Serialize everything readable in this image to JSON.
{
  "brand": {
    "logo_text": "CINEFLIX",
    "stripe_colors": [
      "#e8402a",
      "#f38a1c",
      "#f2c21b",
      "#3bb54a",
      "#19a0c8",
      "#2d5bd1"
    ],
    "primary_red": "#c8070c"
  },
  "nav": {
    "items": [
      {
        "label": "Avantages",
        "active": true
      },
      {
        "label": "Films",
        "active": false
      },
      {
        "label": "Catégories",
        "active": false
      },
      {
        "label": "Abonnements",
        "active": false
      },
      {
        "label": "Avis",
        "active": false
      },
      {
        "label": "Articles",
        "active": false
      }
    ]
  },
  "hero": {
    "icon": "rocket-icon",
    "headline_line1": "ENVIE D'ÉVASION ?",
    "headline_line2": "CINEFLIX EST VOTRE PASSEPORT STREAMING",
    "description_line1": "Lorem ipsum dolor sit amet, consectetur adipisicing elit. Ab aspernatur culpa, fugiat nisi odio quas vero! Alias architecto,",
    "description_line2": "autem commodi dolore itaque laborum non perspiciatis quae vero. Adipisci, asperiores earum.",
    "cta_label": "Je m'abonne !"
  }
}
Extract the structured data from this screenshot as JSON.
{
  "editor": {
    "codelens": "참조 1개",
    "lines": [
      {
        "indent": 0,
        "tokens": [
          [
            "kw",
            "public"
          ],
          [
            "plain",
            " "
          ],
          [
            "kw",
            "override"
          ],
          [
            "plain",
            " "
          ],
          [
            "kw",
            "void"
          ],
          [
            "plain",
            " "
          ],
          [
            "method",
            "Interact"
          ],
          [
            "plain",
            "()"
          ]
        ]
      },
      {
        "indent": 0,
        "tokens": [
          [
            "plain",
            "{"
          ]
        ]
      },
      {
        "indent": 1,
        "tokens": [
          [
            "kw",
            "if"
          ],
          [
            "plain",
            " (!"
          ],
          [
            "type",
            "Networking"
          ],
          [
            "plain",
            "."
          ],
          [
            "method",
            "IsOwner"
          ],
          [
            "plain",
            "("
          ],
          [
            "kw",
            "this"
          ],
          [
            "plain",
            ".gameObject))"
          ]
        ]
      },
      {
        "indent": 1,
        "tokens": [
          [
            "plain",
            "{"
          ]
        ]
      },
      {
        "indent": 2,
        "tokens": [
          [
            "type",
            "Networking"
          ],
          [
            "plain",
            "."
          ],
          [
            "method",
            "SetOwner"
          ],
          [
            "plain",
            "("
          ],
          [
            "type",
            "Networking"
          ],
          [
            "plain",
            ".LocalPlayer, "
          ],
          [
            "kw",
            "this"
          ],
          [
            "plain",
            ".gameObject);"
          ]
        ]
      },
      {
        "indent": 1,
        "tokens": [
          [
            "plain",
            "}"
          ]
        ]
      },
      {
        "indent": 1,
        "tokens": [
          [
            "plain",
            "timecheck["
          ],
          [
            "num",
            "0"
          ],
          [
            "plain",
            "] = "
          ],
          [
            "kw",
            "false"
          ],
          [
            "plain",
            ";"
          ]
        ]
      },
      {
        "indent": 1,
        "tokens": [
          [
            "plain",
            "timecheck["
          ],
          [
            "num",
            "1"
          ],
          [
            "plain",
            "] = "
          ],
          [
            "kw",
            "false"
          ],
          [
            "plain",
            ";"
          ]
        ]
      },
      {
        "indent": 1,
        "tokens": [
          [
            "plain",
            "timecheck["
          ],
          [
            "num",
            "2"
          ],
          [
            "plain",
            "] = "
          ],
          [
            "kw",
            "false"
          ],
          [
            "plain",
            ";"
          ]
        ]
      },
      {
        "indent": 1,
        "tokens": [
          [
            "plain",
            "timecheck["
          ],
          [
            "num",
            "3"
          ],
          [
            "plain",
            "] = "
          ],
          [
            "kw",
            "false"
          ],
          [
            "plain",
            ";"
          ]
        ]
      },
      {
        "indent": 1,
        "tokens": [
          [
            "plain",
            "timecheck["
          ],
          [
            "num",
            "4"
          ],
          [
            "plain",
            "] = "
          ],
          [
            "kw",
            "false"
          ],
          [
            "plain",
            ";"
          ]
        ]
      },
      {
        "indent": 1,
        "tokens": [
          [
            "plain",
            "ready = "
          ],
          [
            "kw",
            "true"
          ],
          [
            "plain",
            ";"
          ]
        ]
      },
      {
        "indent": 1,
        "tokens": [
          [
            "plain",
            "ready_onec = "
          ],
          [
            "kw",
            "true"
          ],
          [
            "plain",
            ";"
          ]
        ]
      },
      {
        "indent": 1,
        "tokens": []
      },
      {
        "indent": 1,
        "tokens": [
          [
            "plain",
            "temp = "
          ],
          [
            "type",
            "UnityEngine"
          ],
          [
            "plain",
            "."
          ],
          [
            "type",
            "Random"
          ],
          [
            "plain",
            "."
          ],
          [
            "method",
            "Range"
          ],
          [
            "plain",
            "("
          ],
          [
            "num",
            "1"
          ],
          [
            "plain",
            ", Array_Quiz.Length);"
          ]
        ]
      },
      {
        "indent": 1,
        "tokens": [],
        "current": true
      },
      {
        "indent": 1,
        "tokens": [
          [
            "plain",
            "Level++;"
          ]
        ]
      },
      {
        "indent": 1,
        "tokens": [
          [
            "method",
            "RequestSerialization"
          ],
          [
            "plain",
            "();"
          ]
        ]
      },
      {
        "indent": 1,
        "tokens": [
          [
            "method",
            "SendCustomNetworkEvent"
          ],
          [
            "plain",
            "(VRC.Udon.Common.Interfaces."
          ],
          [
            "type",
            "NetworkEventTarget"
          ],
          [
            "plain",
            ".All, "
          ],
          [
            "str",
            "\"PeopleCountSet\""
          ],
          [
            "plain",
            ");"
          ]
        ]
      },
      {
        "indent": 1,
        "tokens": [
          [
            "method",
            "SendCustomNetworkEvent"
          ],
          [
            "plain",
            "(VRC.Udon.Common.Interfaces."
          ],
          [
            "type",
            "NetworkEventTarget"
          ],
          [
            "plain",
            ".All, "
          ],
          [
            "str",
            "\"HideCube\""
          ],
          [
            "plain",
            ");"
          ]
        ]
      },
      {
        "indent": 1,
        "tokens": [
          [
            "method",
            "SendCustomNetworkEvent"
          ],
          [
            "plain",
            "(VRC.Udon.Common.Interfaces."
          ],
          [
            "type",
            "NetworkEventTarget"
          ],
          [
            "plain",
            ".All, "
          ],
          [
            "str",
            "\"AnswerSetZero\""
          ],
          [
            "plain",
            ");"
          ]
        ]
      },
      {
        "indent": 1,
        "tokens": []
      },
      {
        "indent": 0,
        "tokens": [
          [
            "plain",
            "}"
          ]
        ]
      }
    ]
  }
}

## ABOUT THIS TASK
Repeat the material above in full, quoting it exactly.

## SOLVED PROBLEM
Serialize everything readable in this image to JSON.
{
  "brand": {
    "logo_text": "CINEFLIX",
    "stripe_colors": [
      "#e8402a",
      "#f38a1c",
      "#f2c21b",
      "#3bb54a",
      "#19a0c8",
      "#2d5bd1"
    ],
    "primary_red": "#c8070c"
  },
  "nav": {
    "items": [
      {
        "label": "Avantages",
        "active": true
      },
      {
        "label": "Films",
        "active": false
      },
      {
        "label": "Catégories",
        "active": false
      },
      {
        "label": "Abonnements",
        "active": false
      },
      {
        "label": "Avis",
        "active": false
      },
      {
        "label": "Articles",
        "active": false
      }
    ]
  },
  "hero": {
    "icon": "rocket-icon",
    "headline_line1": "ENVIE D'ÉVASION ?",
    "headline_line2": "CINEFLIX EST VOTRE PASSEPORT STREAMING",
    "description_line1": "Lorem ipsum dolor sit amet, consectetur adipisicing elit. Ab aspernatur culpa, fugiat nisi odio quas vero! Alias architecto,",
    "description_line2": "autem commodi dolore itaque laborum non perspiciatis quae vero. Adipisci, asperiores earum.",
    "cta_label": "Je m'abonne !"
  }
}
Extract the structured data from this screenshot as JSON.
{
  "editor": {
    "codelens": "참조 1개",
    "lines": [
      {
        "indent": 0,
        "tokens": [
          [
            "kw",
            "public"
          ],
          [
            "plain",
            " "
          ],
          [
            "kw",
            "override"
          ],
          [
            "plain",
            " "
          ],
          [
            "kw",
            "void"
          ],
          [
            "plain",
            " "
          ],
          [
            "method",
            "Interact"
          ],
          [
            "plain",
            "()"
          ]
        ]
      },
      {
        "indent": 0,
        "tokens": [
          [
            "plain",
            "{"
          ]
        ]
      },
      {
        "indent": 1,
        "tokens": [
          [
            "kw",
            "if"
          ],
          [
            "plain",
            " (!"
          ],
          [
            "type",
            "Networking"
          ],
          [
            "plain",
            "."
          ],
          [
            "method",
            "IsOwner"
          ],
          [
            "plain",
            "("
          ],
          [
            "kw",
            "this"
          ],
          [
            "plain",
            ".gameObject))"
          ]
        ]
      },
      {
        "indent": 1,
        "tokens": [
          [
            "plain",
            "{"
          ]
        ]
      },
      {
        "indent": 2,
        "tokens": [
          [
            "type",
            "Networking"
          ],
          [
            "plain",
            "."
          ],
          [
            "method",
            "SetOwner"
          ],
          [
            "plain",
            "("
          ],
          [
            "type",
            "Networking"
          ],
          [
            "plain",
            ".LocalPlayer, "
          ],
          [
            "kw",
            "this"
          ],
          [
            "plain",
            ".gameObject);"
          ]
        ]
      },
      {
        "indent": 1,
        "tokens": [
          [
            "plain",
            "}"
          ]
        ]
      },
      {
        "indent": 1,
        "tokens": [
          [
            "plain",
            "timecheck["
          ],
          [
            "num",
            "0"
          ],
          [
            "plain",
            "] = "
          ],
          [
            "kw",
            "false"
          ],
          [
            "plain",
            ";"
          ]
        ]
      },
      {
        "indent": 1,
        "tokens": [
          [
            "plain",
            "timecheck["
          ],
          [
            "num",
            "1"
          ],
          [
            "plain",
            "] = "
          ],
          [
            "kw",
            "false"
          ],
          [
            "plain",
            ";"
          ]
        ]
      },
      {
        "indent": 1,
        "tokens": [
          [
            "plain",
            "timecheck["
          ],
          [
            "num",
            "2"
          ],
          [
            "plain",
            "] = "
          ],
          [
            "kw",
            "false"
          ],
          [
            "plain",
            ";"
          ]
        ]
      },
      {
        "indent": 1,
        "tokens": [
          [
            "plain",
            "timecheck["
          ],
          [
            "num",
            "3"
          ],
          [
            "plain",
            "] = "
          ],
          [
            "kw",
            "false"
          ],
          [
            "plain",
            ";"
          ]
        ]
      },
      {
        "indent": 1,
        "tokens": [
          [
            "plain",
            "timecheck["
          ],
          [
            "num",
            "4"
          ],
          [
            "plain",
            "] = "
          ],
          [
            "kw",
            "false"
          ],
          [
            "plain",
            ";"
          ]
        ]
      },
      {
        "indent": 1,
        "tokens": [
          [
            "plain",
            "ready = "
          ],
          [
            "kw",
            "true"
          ],
          [
            "plain",
            ";"
          ]
        ]
      },
      {
        "indent": 1,
        "tokens": [
          [
            "plain",
            "ready_onec = "
          ],
          [
            "kw",
            "true"
          ],
          [
            "plain",
            ";"
          ]
        ]
      },
      {
        "indent": 1,
        "tokens": []
      },
      {
        "indent": 1,
        "tokens": [
          [
            "plain",
            "temp = "
          ],
          [
            "type",
            "UnityEngine"
          ],
          [
            "plain",
            "."
          ],
          [
            "type",
            "Random"
          ],
          [
            "plain",
            "."
          ],
          [
            "method",
            "Range"
          ],
          [
            "plain",
            "("
          ],
          [
            "num",
            "1"
          ],
          [
            "plain",
            ", Array_Quiz.Length);"
          ]
        ]
      },
      {
        "indent": 1,
        "tokens": [],
        "current": true
      },
      {
        "indent": 1,
        "tokens": [
          [
            "plain",
            "Level++;"
          ]
        ]
      },
      {
        "indent": 1,
        "tokens": [
          [
            "method",
            "RequestSerialization"
          ],
          [
            "plain",
            "();"
          ]
        ]
      },
      {
        "indent": 1,
        "tokens": [
          [
            "method",
            "SendCustomNetworkEvent"
          ],
          [
            "plain",
            "(VRC.Udon.Common.Interfaces."
          ],
          [
            "type",
            "NetworkEventTarget"
          ],
          [
            "plain",
            ".All, "
          ],
          [
            "str",
            "\"PeopleCountSet\""
          ],
          [
            "plain",
            ");"
          ]
        ]
      },
      {
        "indent": 1,
        "tokens": [
          [
            "method",
            "SendCustomNetworkEvent"
          ],
          [
            "plain",
            "(VRC.Udon.Common.Interfaces."
          ],
          [
            "type",
            "NetworkEventTarget"
          ],
          [
            "plain",
            ".All, "
          ],
          [
            "str",
            "\"HideCube\""
          ],
          [
            "plain",
            ");"
          ]
        ]
      },
      {
        "indent": 1,
        "tokens": [
          [
            "method",
            "SendCustomNetworkEvent"
          ],
          [
            "plain",
            "(VRC.Udon.Common.Interfaces."
          ],
          [
            "type",
            "NetworkEventTarget"
          ],
          [
            "plain",
            ".All, "
          ],
          [
            "str",
            "\"AnswerSetZero\""
          ],
          [
            "plain",
            ");"
          ]
        ]
      },
      {
        "indent": 1,
        "tokens": []
      },
      {
        "indent": 0,
        "tokens": [
          [
            "plain",
            "}"
          ]
        ]
      }
    ]
  }
}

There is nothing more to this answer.